■ TASK ■
All records below must be reproduced exactly, although any pictures they contain are to be omitted.

Entries from a dataset of interfaces
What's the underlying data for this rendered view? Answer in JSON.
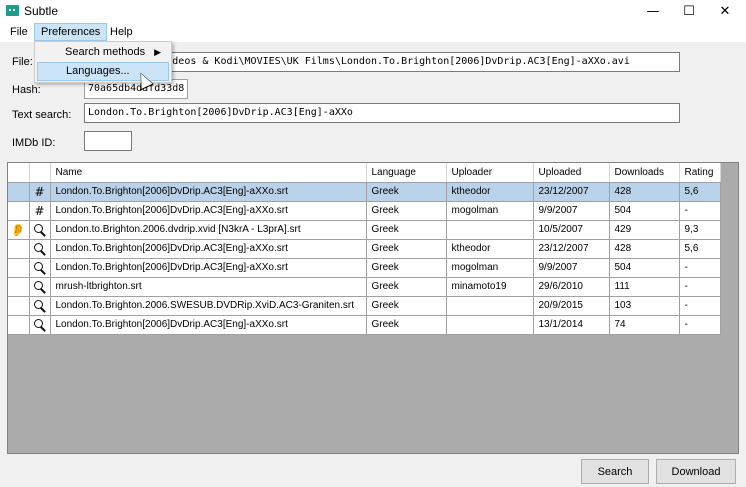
{
  "window": {
    "title": "Subtle",
    "min_glyph": "—",
    "max_glyph": "☐",
    "close_glyph": "✕"
  },
  "menubar": {
    "file": "File",
    "preferences": "Preferences",
    "help": "Help"
  },
  "dropdown": {
    "search_methods": "Search methods",
    "arrow": "▶",
    "languages": "Languages..."
  },
  "form": {
    "file_label": "File:",
    "file_value": "P FROM E\\My Videos & Kodi\\MOVIES\\UK Films\\London.To.Brighton[2006]DvDrip.AC3[Eng]-aXXo.avi",
    "hash_label": "Hash:",
    "hash_value": "70a65db4dafd33d8",
    "text_label": "Text search:",
    "text_value": "London.To.Brighton[2006]DvDrip.AC3[Eng]-aXXo",
    "imdb_label": "IMDb ID:",
    "imdb_value": ""
  },
  "grid": {
    "columns": [
      "",
      "",
      "Name",
      "Language",
      "Uploader",
      "Uploaded",
      "Downloads",
      "Rating"
    ],
    "rows": [
      {
        "c1": "",
        "c2": "#",
        "name": "London.To.Brighton[2006]DvDrip.AC3[Eng]-aXXo.srt",
        "language": "Greek",
        "uploader": "ktheodor",
        "uploaded": "23/12/2007",
        "downloads": "428",
        "rating": "5,6",
        "selected": true
      },
      {
        "c1": "",
        "c2": "#",
        "name": "London.To.Brighton[2006]DvDrip.AC3[Eng]-aXXo.srt",
        "language": "Greek",
        "uploader": "mogolman",
        "uploaded": "9/9/2007",
        "downloads": "504",
        "rating": "-"
      },
      {
        "c1": "ear",
        "c2": "search",
        "name": "London.to.Brighton.2006.dvdrip.xvid [N3krA - L3prA].srt",
        "language": "Greek",
        "uploader": "",
        "uploaded": "10/5/2007",
        "downloads": "429",
        "rating": "9,3"
      },
      {
        "c1": "",
        "c2": "search",
        "name": "London.To.Brighton[2006]DvDrip.AC3[Eng]-aXXo.srt",
        "language": "Greek",
        "uploader": "ktheodor",
        "uploaded": "23/12/2007",
        "downloads": "428",
        "rating": "5,6"
      },
      {
        "c1": "",
        "c2": "search",
        "name": "London.To.Brighton[2006]DvDrip.AC3[Eng]-aXXo.srt",
        "language": "Greek",
        "uploader": "mogolman",
        "uploaded": "9/9/2007",
        "downloads": "504",
        "rating": "-"
      },
      {
        "c1": "",
        "c2": "search",
        "name": "mrush-ltbrighton.srt",
        "language": "Greek",
        "uploader": "minamoto19",
        "uploaded": "29/6/2010",
        "downloads": "111",
        "rating": "-"
      },
      {
        "c1": "",
        "c2": "search",
        "name": "London.To.Brighton.2006.SWESUB.DVDRip.XviD.AC3-Graniten.srt",
        "language": "Greek",
        "uploader": "",
        "uploaded": "20/9/2015",
        "downloads": "103",
        "rating": "-"
      },
      {
        "c1": "",
        "c2": "search",
        "name": "London.To.Brighton[2006]DvDrip.AC3[Eng]-aXXo.srt",
        "language": "Greek",
        "uploader": "",
        "uploaded": "13/1/2014",
        "downloads": "74",
        "rating": "-"
      }
    ]
  },
  "buttons": {
    "search": "Search",
    "download": "Download"
  },
  "colors": {
    "selection": "#bad1ea",
    "menu_highlight": "#cce4f7"
  }
}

■ ANSWER TO THE EXERCISE ■
What's the underlying data for this rendered view? Answer in JSON.
{
  "window": {
    "title": "Subtle",
    "min_glyph": "—",
    "max_glyph": "☐",
    "close_glyph": "✕"
  },
  "menubar": {
    "file": "File",
    "preferences": "Preferences",
    "help": "Help"
  },
  "dropdown": {
    "search_methods": "Search methods",
    "arrow": "▶",
    "languages": "Languages..."
  },
  "form": {
    "file_label": "File:",
    "file_value": "P FROM E\\My Videos & Kodi\\MOVIES\\UK Films\\London.To.Brighton[2006]DvDrip.AC3[Eng]-aXXo.avi",
    "hash_label": "Hash:",
    "hash_value": "70a65db4dafd33d8",
    "text_label": "Text search:",
    "text_value": "London.To.Brighton[2006]DvDrip.AC3[Eng]-aXXo",
    "imdb_label": "IMDb ID:",
    "imdb_value": ""
  },
  "grid": {
    "columns": [
      "",
      "",
      "Name",
      "Language",
      "Uploader",
      "Uploaded",
      "Downloads",
      "Rating"
    ],
    "rows": [
      {
        "c1": "",
        "c2": "#",
        "name": "London.To.Brighton[2006]DvDrip.AC3[Eng]-aXXo.srt",
        "language": "Greek",
        "uploader": "ktheodor",
        "uploaded": "23/12/2007",
        "downloads": "428",
        "rating": "5,6",
        "selected": true
      },
      {
        "c1": "",
        "c2": "#",
        "name": "London.To.Brighton[2006]DvDrip.AC3[Eng]-aXXo.srt",
        "language": "Greek",
        "uploader": "mogolman",
        "uploaded": "9/9/2007",
        "downloads": "504",
        "rating": "-"
      },
      {
        "c1": "ear",
        "c2": "search",
        "name": "London.to.Brighton.2006.dvdrip.xvid [N3krA - L3prA].srt",
        "language": "Greek",
        "uploader": "",
        "uploaded": "10/5/2007",
        "downloads": "429",
        "rating": "9,3"
      },
      {
        "c1": "",
        "c2": "search",
        "name": "London.To.Brighton[2006]DvDrip.AC3[Eng]-aXXo.srt",
        "language": "Greek",
        "uploader": "ktheodor",
        "uploaded": "23/12/2007",
        "downloads": "428",
        "rating": "5,6"
      },
      {
        "c1": "",
        "c2": "search",
        "name": "London.To.Brighton[2006]DvDrip.AC3[Eng]-aXXo.srt",
        "language": "Greek",
        "uploader": "mogolman",
        "uploaded": "9/9/2007",
        "downloads": "504",
        "rating": "-"
      },
      {
        "c1": "",
        "c2": "search",
        "name": "mrush-ltbrighton.srt",
        "language": "Greek",
        "uploader": "minamoto19",
        "uploaded": "29/6/2010",
        "downloads": "111",
        "rating": "-"
      },
      {
        "c1": "",
        "c2": "search",
        "name": "London.To.Brighton.2006.SWESUB.DVDRip.XviD.AC3-Graniten.srt",
        "language": "Greek",
        "uploader": "",
        "uploaded": "20/9/2015",
        "downloads": "103",
        "rating": "-"
      },
      {
        "c1": "",
        "c2": "search",
        "name": "London.To.Brighton[2006]DvDrip.AC3[Eng]-aXXo.srt",
        "language": "Greek",
        "uploader": "",
        "uploaded": "13/1/2014",
        "downloads": "74",
        "rating": "-"
      }
    ]
  },
  "buttons": {
    "search": "Search",
    "download": "Download"
  },
  "colors": {
    "selection": "#bad1ea",
    "menu_highlight": "#cce4f7"
  }
}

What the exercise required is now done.